The data
::::

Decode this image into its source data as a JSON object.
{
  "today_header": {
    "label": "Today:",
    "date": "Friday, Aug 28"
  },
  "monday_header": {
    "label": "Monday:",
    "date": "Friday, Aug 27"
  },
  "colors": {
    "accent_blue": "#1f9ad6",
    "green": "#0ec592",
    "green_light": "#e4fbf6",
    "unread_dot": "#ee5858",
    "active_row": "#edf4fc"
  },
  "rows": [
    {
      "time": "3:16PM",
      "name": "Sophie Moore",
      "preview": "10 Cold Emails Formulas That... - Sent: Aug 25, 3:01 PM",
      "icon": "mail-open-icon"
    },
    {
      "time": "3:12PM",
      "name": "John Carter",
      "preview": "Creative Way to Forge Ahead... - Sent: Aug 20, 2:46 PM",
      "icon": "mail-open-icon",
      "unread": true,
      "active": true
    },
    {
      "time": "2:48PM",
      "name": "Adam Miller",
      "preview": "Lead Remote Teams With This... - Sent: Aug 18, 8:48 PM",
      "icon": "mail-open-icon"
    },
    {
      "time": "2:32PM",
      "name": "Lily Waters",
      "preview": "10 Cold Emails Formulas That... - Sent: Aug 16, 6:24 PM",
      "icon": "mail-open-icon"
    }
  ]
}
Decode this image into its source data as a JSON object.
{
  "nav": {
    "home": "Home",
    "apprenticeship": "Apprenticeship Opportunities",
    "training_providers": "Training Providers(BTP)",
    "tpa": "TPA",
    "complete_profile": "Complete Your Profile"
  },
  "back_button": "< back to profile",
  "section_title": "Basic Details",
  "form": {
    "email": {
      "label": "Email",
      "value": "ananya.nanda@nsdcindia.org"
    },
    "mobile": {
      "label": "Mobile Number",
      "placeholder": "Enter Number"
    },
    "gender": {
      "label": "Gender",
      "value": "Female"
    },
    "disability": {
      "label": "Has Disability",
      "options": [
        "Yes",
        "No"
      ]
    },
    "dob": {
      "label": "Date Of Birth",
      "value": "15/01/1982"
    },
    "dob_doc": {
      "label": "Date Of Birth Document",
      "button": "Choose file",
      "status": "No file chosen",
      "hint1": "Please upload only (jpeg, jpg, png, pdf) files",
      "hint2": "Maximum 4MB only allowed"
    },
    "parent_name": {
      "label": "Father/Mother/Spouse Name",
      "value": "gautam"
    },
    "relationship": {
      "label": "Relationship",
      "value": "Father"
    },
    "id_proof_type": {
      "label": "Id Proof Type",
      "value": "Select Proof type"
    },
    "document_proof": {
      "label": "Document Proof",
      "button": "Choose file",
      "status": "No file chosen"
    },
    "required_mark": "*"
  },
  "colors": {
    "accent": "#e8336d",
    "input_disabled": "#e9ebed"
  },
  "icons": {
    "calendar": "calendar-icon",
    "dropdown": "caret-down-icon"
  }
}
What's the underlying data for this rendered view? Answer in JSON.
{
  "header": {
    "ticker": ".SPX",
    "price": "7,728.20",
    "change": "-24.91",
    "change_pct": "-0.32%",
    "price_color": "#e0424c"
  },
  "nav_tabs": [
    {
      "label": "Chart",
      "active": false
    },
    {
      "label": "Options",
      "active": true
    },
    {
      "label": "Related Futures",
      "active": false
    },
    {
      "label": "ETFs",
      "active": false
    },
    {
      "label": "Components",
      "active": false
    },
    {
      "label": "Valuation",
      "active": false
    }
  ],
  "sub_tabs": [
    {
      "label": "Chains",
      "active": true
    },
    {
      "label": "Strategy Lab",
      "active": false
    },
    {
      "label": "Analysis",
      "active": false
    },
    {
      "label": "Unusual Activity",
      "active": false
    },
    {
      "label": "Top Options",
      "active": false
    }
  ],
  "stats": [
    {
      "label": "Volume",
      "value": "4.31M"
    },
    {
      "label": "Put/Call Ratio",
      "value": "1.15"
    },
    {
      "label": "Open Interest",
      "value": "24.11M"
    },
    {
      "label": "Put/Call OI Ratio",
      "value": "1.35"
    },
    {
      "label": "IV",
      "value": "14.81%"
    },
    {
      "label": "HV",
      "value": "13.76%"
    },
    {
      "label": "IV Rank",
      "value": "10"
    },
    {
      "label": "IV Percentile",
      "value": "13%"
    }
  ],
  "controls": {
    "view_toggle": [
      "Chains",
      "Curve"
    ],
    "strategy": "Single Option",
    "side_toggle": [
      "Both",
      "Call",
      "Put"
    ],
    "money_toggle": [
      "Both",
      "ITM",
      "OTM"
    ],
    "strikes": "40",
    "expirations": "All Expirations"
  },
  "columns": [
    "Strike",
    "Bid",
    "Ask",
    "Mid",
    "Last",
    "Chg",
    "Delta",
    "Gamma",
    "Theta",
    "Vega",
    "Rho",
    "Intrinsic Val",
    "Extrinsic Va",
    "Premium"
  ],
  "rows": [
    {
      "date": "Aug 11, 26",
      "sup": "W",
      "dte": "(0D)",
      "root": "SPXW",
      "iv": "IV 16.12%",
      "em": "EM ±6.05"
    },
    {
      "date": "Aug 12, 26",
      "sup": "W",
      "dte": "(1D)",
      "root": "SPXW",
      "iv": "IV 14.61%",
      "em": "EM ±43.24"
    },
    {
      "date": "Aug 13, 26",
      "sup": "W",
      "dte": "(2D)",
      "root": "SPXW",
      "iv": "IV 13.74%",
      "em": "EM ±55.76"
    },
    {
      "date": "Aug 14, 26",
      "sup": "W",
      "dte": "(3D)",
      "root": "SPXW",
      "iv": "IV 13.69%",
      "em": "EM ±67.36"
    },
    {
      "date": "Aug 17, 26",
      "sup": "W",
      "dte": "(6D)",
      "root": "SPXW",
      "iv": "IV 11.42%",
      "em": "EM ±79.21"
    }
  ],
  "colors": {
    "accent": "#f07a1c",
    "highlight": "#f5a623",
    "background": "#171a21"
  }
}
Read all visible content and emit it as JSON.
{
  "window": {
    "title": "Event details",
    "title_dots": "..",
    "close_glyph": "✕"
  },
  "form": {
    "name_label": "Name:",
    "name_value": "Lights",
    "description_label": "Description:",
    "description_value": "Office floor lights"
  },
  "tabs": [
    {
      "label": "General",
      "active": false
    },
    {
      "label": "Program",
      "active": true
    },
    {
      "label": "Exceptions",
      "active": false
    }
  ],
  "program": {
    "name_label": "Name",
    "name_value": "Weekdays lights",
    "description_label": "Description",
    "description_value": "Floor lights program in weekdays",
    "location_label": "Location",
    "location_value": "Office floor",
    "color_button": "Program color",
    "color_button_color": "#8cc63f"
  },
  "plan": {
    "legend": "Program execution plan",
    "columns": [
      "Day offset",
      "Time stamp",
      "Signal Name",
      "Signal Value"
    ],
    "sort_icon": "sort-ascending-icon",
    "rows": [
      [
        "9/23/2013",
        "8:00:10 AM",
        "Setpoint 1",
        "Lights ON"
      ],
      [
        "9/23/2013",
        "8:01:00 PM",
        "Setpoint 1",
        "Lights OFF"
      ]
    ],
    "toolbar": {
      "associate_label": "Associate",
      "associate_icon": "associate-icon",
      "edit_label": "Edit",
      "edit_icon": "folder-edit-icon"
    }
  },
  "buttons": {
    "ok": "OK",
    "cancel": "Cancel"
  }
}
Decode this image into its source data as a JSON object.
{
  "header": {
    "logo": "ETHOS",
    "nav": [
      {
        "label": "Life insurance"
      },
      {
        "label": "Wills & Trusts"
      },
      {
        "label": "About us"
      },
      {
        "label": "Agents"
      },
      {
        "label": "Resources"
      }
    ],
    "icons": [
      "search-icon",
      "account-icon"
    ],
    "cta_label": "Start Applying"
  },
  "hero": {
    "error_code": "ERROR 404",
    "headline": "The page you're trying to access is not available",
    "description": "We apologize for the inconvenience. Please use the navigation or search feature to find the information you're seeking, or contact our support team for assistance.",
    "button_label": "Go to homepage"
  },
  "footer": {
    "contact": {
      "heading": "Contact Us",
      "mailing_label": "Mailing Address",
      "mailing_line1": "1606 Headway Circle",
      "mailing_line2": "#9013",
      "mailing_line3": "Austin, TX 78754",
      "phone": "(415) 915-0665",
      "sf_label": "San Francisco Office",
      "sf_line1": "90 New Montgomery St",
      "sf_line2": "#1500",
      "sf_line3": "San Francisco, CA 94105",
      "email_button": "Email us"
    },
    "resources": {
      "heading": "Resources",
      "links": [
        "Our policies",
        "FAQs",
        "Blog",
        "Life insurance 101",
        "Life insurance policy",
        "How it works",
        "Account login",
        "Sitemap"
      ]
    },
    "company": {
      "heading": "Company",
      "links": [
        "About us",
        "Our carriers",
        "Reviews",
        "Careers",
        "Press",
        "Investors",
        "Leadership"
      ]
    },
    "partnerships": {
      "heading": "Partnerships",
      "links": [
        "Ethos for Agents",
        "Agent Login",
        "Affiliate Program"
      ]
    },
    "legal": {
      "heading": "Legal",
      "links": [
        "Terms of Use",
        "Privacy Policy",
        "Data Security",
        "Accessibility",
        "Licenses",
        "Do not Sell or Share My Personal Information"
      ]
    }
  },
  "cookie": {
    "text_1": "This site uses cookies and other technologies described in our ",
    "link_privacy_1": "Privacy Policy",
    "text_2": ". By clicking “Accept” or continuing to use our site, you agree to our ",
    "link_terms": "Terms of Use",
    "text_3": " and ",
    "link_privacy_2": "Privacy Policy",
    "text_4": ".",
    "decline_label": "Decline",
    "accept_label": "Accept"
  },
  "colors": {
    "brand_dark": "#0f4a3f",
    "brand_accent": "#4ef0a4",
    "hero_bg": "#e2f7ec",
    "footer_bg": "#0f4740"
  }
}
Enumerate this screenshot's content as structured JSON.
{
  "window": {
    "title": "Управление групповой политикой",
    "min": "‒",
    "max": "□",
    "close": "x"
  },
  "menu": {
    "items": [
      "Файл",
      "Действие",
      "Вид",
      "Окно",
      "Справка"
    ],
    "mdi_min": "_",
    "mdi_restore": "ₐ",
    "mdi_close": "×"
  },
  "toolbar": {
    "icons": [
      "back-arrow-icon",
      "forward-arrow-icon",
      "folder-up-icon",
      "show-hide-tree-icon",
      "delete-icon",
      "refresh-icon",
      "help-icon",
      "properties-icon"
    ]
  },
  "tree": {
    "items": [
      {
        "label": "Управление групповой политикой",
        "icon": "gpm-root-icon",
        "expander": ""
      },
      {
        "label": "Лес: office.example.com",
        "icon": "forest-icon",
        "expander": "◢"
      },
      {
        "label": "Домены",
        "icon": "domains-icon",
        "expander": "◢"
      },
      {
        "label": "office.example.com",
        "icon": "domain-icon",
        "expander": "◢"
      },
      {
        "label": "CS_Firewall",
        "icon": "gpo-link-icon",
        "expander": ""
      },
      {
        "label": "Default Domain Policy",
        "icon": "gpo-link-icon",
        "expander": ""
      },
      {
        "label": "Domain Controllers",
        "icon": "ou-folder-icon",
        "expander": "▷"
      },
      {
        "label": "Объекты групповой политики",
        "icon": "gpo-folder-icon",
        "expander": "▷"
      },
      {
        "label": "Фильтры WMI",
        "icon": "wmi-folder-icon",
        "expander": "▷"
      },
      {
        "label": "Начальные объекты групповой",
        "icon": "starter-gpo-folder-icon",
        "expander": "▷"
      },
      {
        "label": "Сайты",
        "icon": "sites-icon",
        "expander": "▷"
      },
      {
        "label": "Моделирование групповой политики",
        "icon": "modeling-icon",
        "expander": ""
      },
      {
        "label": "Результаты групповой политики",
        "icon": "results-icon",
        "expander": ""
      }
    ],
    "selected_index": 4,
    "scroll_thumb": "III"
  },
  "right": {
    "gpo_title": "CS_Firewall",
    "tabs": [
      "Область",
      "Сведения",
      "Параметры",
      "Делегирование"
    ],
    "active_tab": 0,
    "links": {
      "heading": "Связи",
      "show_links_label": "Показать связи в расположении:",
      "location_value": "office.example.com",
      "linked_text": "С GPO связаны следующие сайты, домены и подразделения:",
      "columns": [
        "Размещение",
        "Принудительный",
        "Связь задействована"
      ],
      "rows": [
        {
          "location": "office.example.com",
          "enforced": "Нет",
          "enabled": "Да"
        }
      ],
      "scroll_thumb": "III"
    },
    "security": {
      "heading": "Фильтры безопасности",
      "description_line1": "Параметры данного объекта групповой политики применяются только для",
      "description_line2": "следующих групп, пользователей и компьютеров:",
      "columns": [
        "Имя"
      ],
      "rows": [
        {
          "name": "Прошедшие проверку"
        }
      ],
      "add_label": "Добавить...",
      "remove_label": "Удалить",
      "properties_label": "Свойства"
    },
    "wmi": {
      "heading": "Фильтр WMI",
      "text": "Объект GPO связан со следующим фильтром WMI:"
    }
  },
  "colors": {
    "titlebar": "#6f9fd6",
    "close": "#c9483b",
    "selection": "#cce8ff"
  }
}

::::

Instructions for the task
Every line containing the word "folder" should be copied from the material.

The answer
      "edit_icon": "folder-edit-icon"
      "folder-up-icon",
        "icon": "ou-folder-icon",
        "icon": "gpo-folder-icon",
        "icon": "wmi-folder-icon",
        "icon": "starter-gpo-folder-icon",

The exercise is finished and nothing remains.